Prince George Profile of Excellence
Ted Clarke - Prince George Citizen
Looking for work is a full-time job that often requires hours of overtime. It takes persistence and the right connections to find steady employment. Fortunately, for the Prince George job market, there's a downtown agency focused on finding people for jobs and jobs for people.
For 20 years Kopar Administration Ltd. has been in the business of helping British Columbians find work as a placement agency that not only narrows the searches for job-seekers but helps employers locate people with the right skill sets.
Since 2012, Kopar has provided administrative services for Work BC, a one-stop resource centre for people who are looking for work, exploring career options or tryng to improve their job skills. Work BC staff follow hiring trends so clients know who to target in their job searches.
"Because we actively look for work on behalf of our cients, our chances of getting 90 to 95 percent of the job vacancies is pretty realistic." said Kopar President Tom Newell.
When we designed the company, we wanted to make sure that we provided the services to both sides of the coin. We spend as much time generating information on what the employer base or the business community is looking for so we can more realistically assist clients to enter that particular labour market.
In April, Kopar/Work BC moved to its new location at 150 Brunswick St - a 30,000 sq. ft. building designed by local architect Trelle Morrow, which for 54 years was the home of the Prince George Citizen. The spacious new location allows Kopar's 39 employees to provide employment services to their clients under one roof. The additional space enables the agency to conduct regular job fairs on site, which have proven successful with employers and individual clients.
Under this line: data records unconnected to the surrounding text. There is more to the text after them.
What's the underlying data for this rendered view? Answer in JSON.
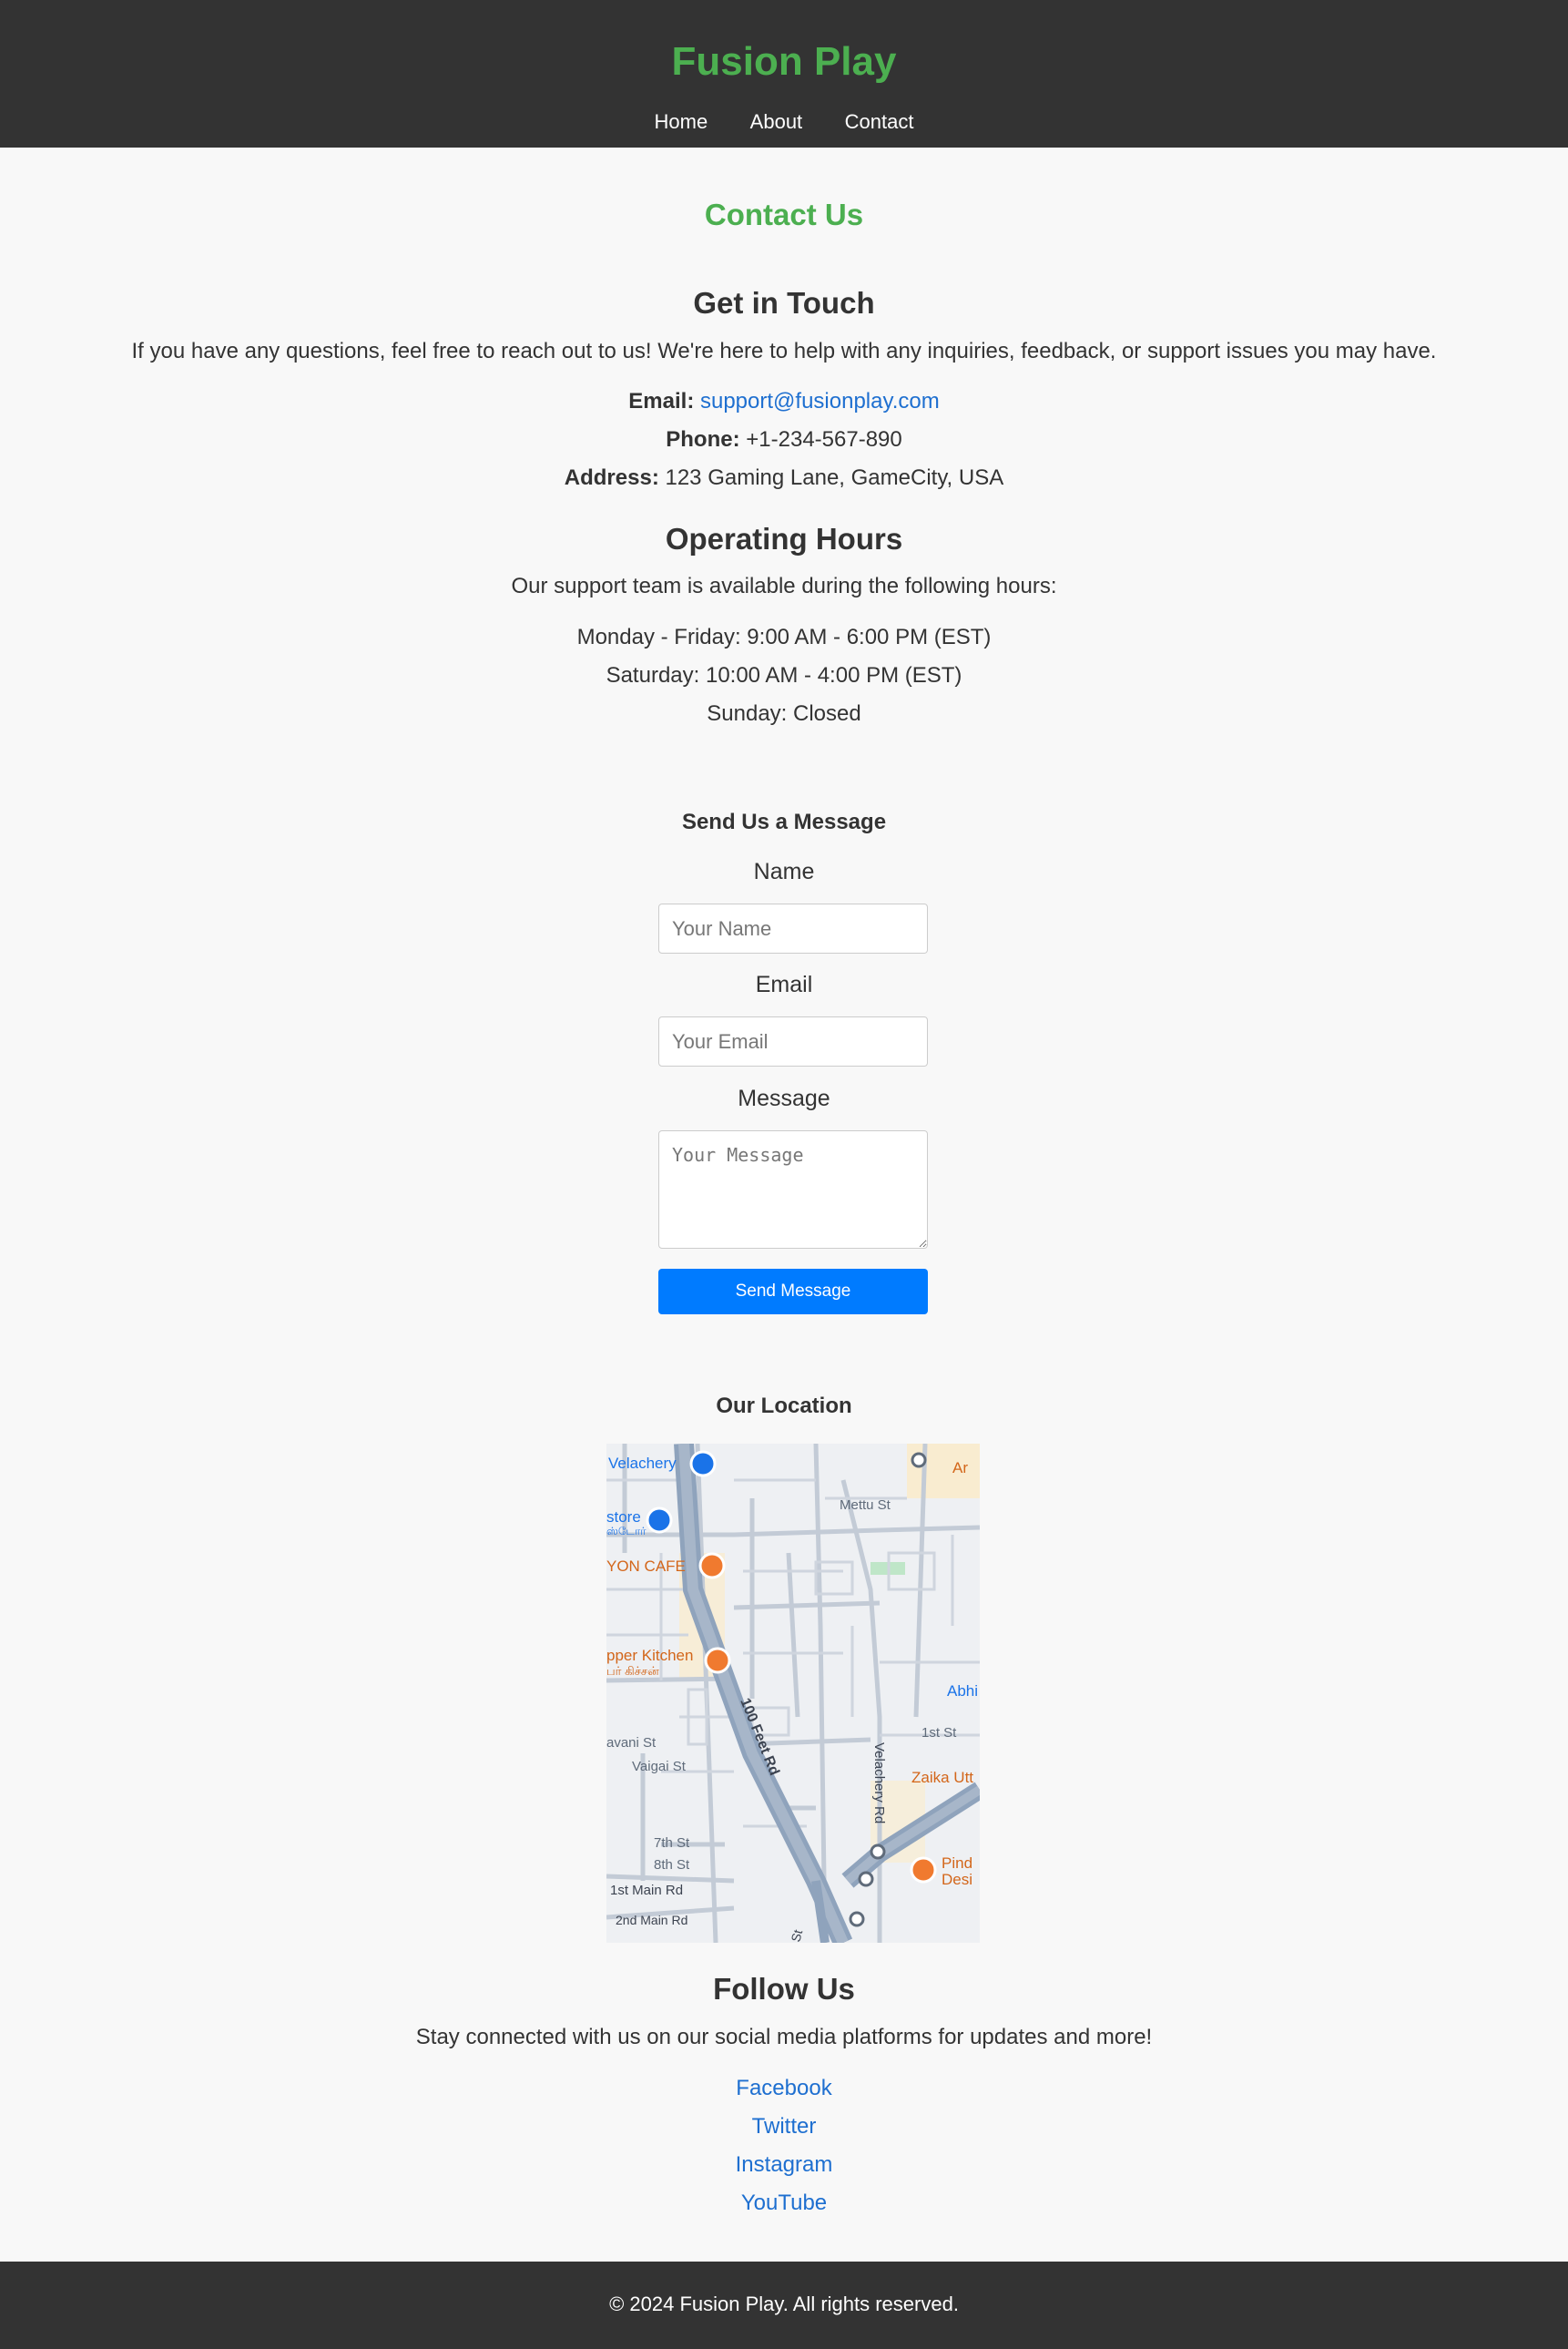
{
  "header": {
    "site_title": "Fusion Play",
    "nav": [
      "Home",
      "About",
      "Contact"
    ]
  },
  "page_title": "Contact Us",
  "get_in_touch": {
    "heading": "Get in Touch",
    "intro": "If you have any questions, feel free to reach out to us! We're here to help with any inquiries, feedback, or support issues you may have.",
    "email_label": "Email:",
    "email": "support@fusionplay.com",
    "phone_label": "Phone:",
    "phone": "+1-234-567-890",
    "address_label": "Address:",
    "address": "123 Gaming Lane, GameCity, USA"
  },
  "hours": {
    "heading": "Operating Hours",
    "intro": "Our support team is available during the following hours:",
    "weekday": "Monday - Friday: 9:00 AM - 6:00 PM (EST)",
    "saturday": "Saturday: 10:00 AM - 4:00 PM (EST)",
    "sunday": "Sunday: Closed"
  },
  "form": {
    "heading": "Send Us a Message",
    "name_label": "Name",
    "name_placeholder": "Your Name",
    "email_label": "Email",
    "email_placeholder": "Your Email",
    "message_label": "Message",
    "message_placeholder": "Your Message",
    "submit_label": "Send Message"
  },
  "location": {
    "heading": "Our Location",
    "map_labels": {
      "velachery": "Velachery",
      "store": "store",
      "store_ta": "ஸ்டோர்",
      "cafe": "YON CAFE",
      "kitchen": "pper Kitchen",
      "kitchen_ta": "பர் கிச்சன்",
      "mettu": "Mettu St",
      "feet_rd": "100 Feet Rd",
      "velachery_rd": "Velachery Rd",
      "abhi": "Abhi",
      "first_st": "1st St",
      "zaika": "Zaika Utt",
      "bhavani": "avani St",
      "vaigai": "Vaigai St",
      "seventh": "7th St",
      "eighth": "8th St",
      "first_main": "1st Main Rd",
      "second_main": "2nd Main Rd",
      "pind": "Pind",
      "desi": "Desi",
      "ar": "Ar",
      "st": "St"
    }
  },
  "follow": {
    "heading": "Follow Us",
    "intro": "Stay connected with us on our social media platforms for updates and more!",
    "links": [
      "Facebook",
      "Twitter",
      "Instagram",
      "YouTube"
    ]
  },
  "footer": {
    "copyright": "© 2024 Fusion Play. All rights reserved."
  },
  "colors": {
    "brand_green": "#4caf50",
    "header_bg": "#333333",
    "link_blue": "#1e6fd0",
    "button_blue": "#007bff",
    "page_bg": "#f8f8f8"
  }
}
Kopar employs 15 skills training job coaches, who work with individuals to find their dream job. Work BC conducts regular workshops, teaching everything from cover letter writing, resume building to interview techniques that will leave a positive impression on employers.
The new resource hub at the front or the building is a workspace where clients can check job boards, use computers to view new job postings, and create their resumes and cover letters with free access to phones, photocopiers and a book library.
"Technology has changed the way in which we look for work but it hasn't necessarily improved it or modified it in such a way thal it's now easier for someone to do." said Operations Manager Ken Newell.
"A lot of companies are moving towards an online application process where it has a bot that goes through resumes and looks for key words. If you're not savvy enough lo input that information into their computer systems you can end up missing out on the opportunity because you don't have the right buzzwords or you haven't put the right information in the right areas.
Through Work BC, job seekers can access federally-funded programs such as Skills Quest, which helps individuals with mental or physical disabilities develop job skills, and Northern Focus, a program geared towards recent post secondary school graduates looking for work in their chosen fields.
In July, Kopar launched Key BC, an 18-week program for people aged 18-30 focusing on salesmanship, interview skills, confidence building, confiict resolution and developing the right attitude and removing barriers to employment.